Liquid Assets: Honeycrisps, Galas, and Cameos for Juice and Cider
There are two ways to drink your apple-a-day. You can juice the bastards and enjoy the resulting liquid in all of their fresh, unpasteurized glory, or ferment them. Guess which one I prefer?
For plain, healthful juice, I would recommend sticking to the same apples you enjoy the raw flavour of. These would be again be your Gala, Honeycrisp, Cameo, and Fuji, with Honeycrisps giving you the most bang for your buck, liquid-wise. There's also no reason you can't make a blend here. Need to up the sweetness without adding in much else? This is the only time I will recommend a Red Delicious. Need more acid? Granny's got your back. The only apples you should really avoid when juicing are the dryer varieties, like Rome and Arkansas Black. To juice your apples, throw them in a juicer (duh) or steam or simmer the juice out of them using these instructions.
Now that we've gotten the boring part out of the way, let's talk apple booze. There are multiple ways to go about this, and it's a topic you can really sink your teeth into, but at its simplest, you just need to throw some yeast into some juice and letting the little buggers convert sugar into alcohol. Since you want your juice to ferment, you need to provide the yeasties with a good bit of sugar. According to Serious Eats, this means that half of your juice should come from apples with a high sugar content and low acid (think Golden Delicious, Johngold, Macoun, Gala, Fuji, Braeburn, and Honeycrisp). Once you have at least 50% sweet juice, you can balance it out with sharp apples (like Granny Smith or Rhode Island Greenings if you can find them), just keep their contribution to around a quarter of the juice. The remaining juice can come from sweet apples, or semi-sweets, like McIntosh, Baldwins, Cortlands.

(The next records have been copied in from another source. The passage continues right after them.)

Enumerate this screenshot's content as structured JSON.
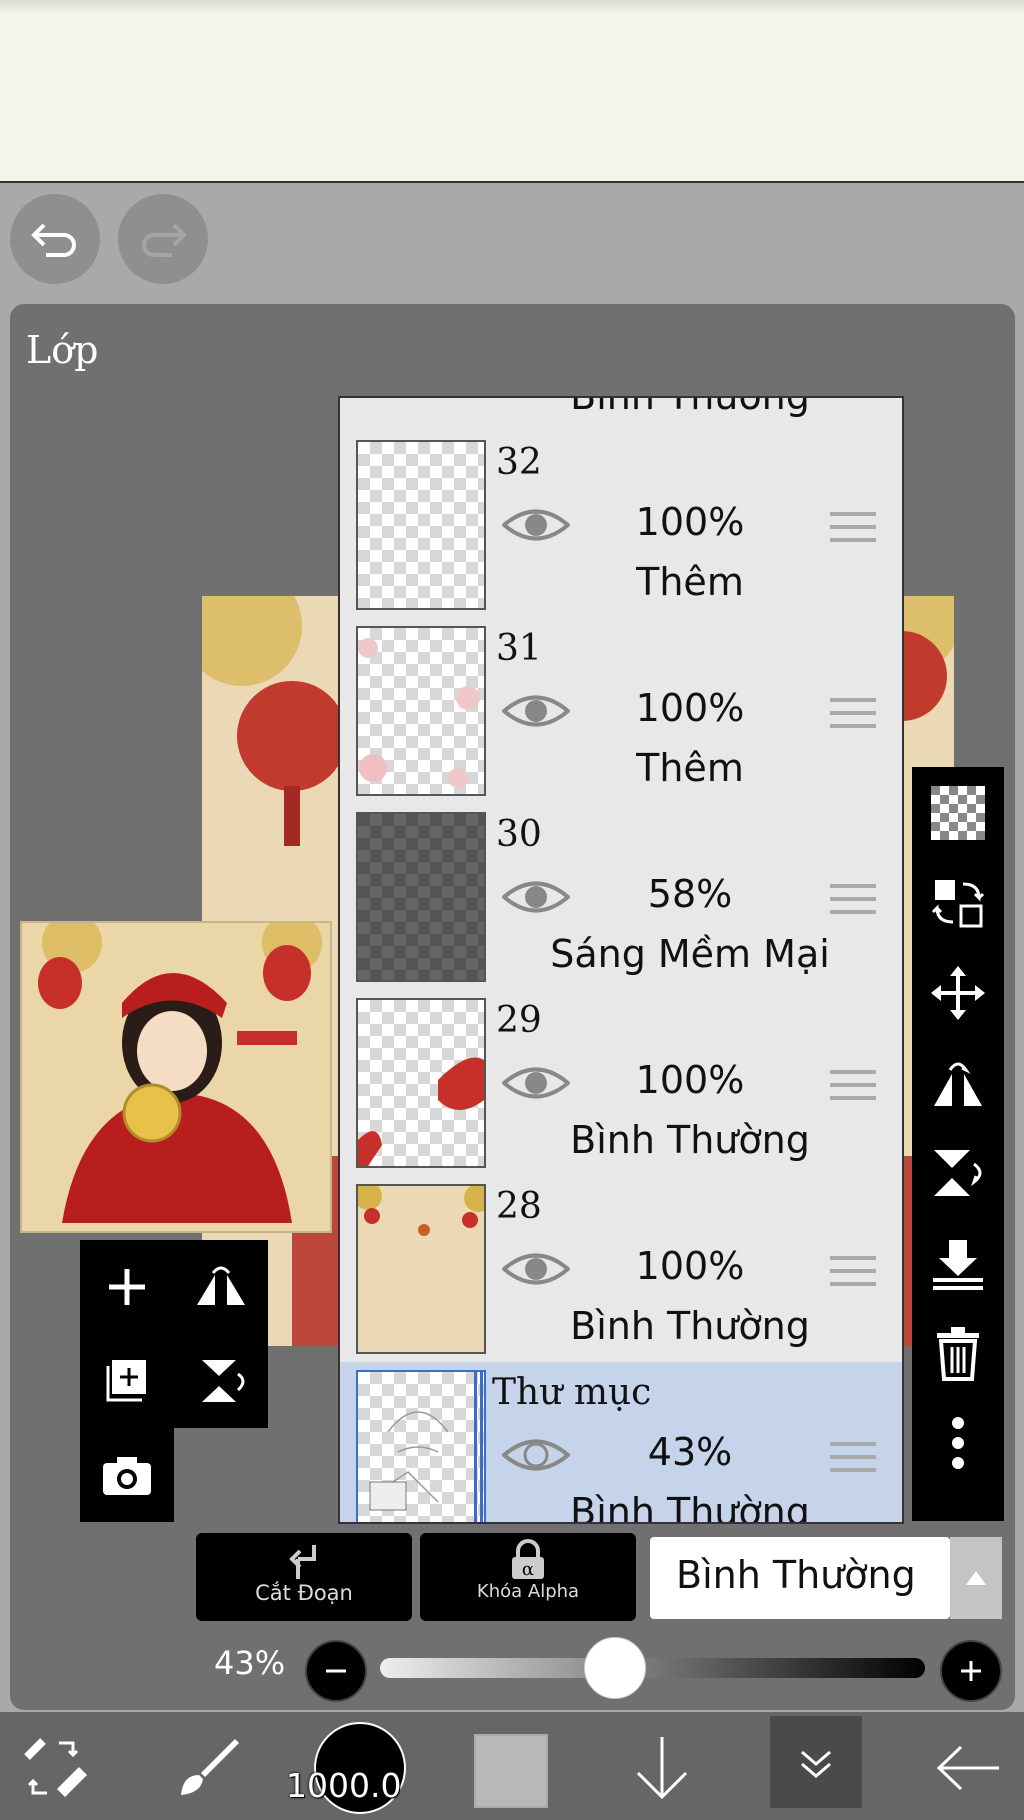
{
  "app": {
    "panel_title": "Lớp"
  },
  "layers": [
    {
      "name": "32",
      "opacity": "100%",
      "blend": "Thêm",
      "visible": true,
      "selected": false
    },
    {
      "name": "31",
      "opacity": "100%",
      "blend": "Thêm",
      "visible": true,
      "selected": false
    },
    {
      "name": "30",
      "opacity": "58%",
      "blend": "Sáng Mềm Mại",
      "visible": true,
      "selected": false
    },
    {
      "name": "29",
      "opacity": "100%",
      "blend": "Bình Thường",
      "visible": true,
      "selected": false
    },
    {
      "name": "28",
      "opacity": "100%",
      "blend": "Bình Thường",
      "visible": true,
      "selected": false
    },
    {
      "name": "Thư mục",
      "opacity": "43%",
      "blend": "Bình Thường",
      "visible": true,
      "selected": true
    }
  ],
  "partial_top_layer": {
    "blend": "Bình Thường"
  },
  "layer_controls": {
    "clip_label": "Cắt Đoạn",
    "alpha_lock_label": "Khóa Alpha",
    "blend_mode": "Bình Thường",
    "opacity_label": "43%",
    "opacity_value": 0.43
  },
  "bottom_toolbar": {
    "brush_size": "1000.0"
  },
  "icons": {
    "undo": "undo-icon",
    "redo": "redo-icon",
    "add_layer": "plus-icon",
    "flip_h": "flip-horizontal-icon",
    "add_image": "add-layer-icon",
    "flip_v": "flip-vertical-icon",
    "camera": "camera-icon",
    "transparent": "checker-icon",
    "swap": "swap-icon",
    "move": "move-icon",
    "merge_down": "merge-down-icon",
    "delete": "trash-icon",
    "more": "more-icon"
  }
}
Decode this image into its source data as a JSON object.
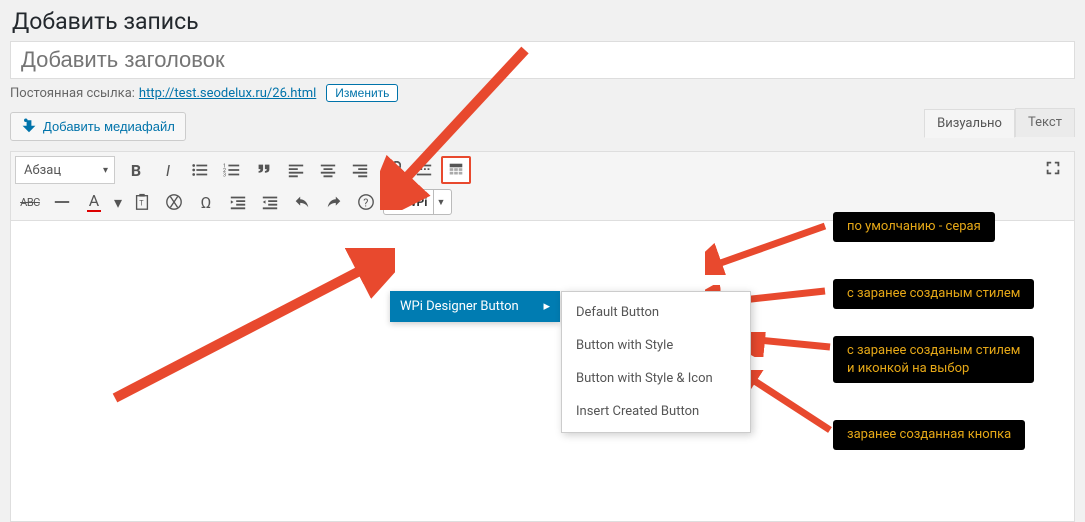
{
  "page_title": "Добавить запись",
  "title_placeholder": "Добавить заголовок",
  "permalink": {
    "label": "Постоянная ссылка:",
    "url": "http://test.seodelux.ru/26.html",
    "edit": "Изменить"
  },
  "media_button": "Добавить медиафайл",
  "tabs": {
    "visual": "Визуально",
    "text": "Текст"
  },
  "format_dropdown": "Абзац",
  "wpi_button": "WPi",
  "dropdown": {
    "title": "WPi Designer Button",
    "items": [
      "Default Button",
      "Button with Style",
      "Button with Style & Icon",
      "Insert Created Button"
    ]
  },
  "annotations": [
    "по умолчанию - серая",
    "с заранее созданым стилем",
    "с заранее созданым стилем\nи иконкой на выбор",
    "заранее созданная кнопка"
  ]
}
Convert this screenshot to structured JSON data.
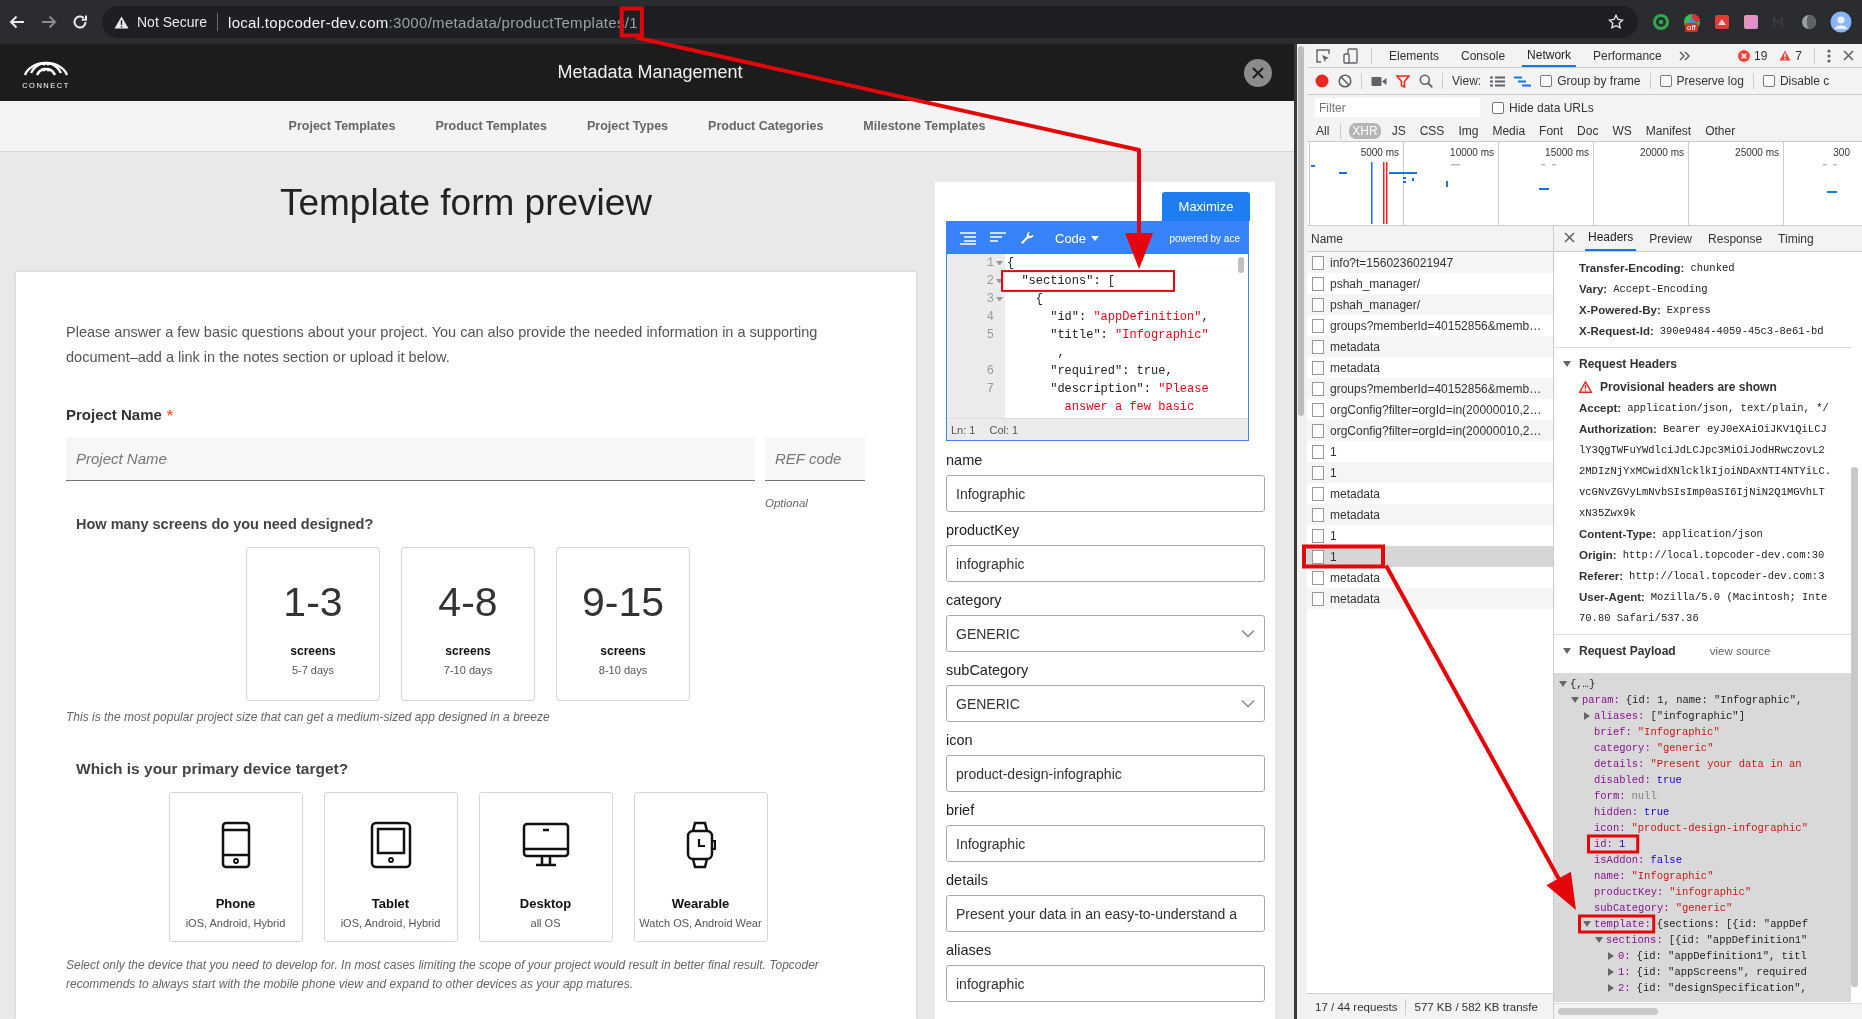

The easiest, laziest, most elegantly schlocky way to accomplish this is to use my method of throwing a gram of champagne yeast into 2 litres of juice. (This actually works with any juice that has at least 20 grams of sugar per serving and is free of preservatives.) Just pour the yeast in a (clean) bottle with the juice, pop on an airlock, and let it go for a couple of days. The article linked above can walk you through details like how to calculate A.B.V., but it's really quite simple. If you want to greatly decrease the chance of off-flavours, add a crushed Campden Tablet (or a portion of a tablet, depending on your volume) to the juice before adding the yeast. This will kill any wild yeast you might have floating around in there (which can mess up your flavour profile), but won't "sterilize" your fresh apple juice.
If you wish to enjoy a more, ahem, refined product, HowToMakeHardCider.com is your new best friend. On it, Jessica Shabatura will gently guide you through the whole process, from sterilization, to choosing the right yeast, to carbonation and bottling. Her method is slightly more complicated than mine (and requires a few more ingredients and supplies), but the outcome is more certain.
So, how do you like them apples? (Sorry, but I've been waiting over a thousand words to say that.) Whether in pies, eaten fresh, or fermented into hard cider, apples are the fruit that keeps on giving. I still don't think they were worth getting kicked out of Eden for, but they definitely aren't boring...as long as you stay away from that @%$USing Red Delicious.